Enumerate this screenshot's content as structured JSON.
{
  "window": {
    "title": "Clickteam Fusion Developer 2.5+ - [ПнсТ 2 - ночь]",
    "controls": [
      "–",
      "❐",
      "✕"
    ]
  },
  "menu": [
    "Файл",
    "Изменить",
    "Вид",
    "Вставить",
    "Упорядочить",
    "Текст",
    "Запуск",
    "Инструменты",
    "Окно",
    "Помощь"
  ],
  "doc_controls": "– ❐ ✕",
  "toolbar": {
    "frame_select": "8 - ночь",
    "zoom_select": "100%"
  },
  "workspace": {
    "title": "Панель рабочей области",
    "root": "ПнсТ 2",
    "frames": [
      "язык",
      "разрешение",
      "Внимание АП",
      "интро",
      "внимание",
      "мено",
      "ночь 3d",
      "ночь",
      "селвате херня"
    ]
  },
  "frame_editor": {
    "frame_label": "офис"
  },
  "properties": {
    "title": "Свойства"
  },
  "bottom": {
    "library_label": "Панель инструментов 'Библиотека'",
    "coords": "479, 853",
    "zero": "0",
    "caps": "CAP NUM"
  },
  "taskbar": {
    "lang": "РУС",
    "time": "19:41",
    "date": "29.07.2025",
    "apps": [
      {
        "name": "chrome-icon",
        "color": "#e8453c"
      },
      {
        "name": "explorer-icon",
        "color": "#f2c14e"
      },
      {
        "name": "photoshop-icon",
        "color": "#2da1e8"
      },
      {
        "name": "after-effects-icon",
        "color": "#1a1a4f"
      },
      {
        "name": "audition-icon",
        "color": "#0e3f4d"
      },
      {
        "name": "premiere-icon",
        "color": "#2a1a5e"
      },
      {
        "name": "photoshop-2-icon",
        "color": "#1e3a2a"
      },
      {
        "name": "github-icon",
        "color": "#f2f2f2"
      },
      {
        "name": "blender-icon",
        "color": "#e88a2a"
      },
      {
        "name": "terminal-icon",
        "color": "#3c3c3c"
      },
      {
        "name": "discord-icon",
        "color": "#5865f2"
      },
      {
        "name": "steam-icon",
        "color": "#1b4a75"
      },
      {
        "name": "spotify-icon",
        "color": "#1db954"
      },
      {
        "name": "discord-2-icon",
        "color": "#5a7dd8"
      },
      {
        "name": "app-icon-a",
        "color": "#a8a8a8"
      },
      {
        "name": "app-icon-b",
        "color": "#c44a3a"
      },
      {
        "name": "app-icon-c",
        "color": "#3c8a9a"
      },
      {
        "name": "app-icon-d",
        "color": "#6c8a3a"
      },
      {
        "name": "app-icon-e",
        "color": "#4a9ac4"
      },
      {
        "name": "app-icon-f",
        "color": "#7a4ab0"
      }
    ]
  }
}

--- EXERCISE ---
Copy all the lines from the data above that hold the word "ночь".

--- ANSWER BOX ---
    "title": "Clickteam Fusion Developer 2.5+ - [ПнсТ 2 - ночь]",
    "frame_select": "8 - ночь",
      "ночь 3d",
      "ночь",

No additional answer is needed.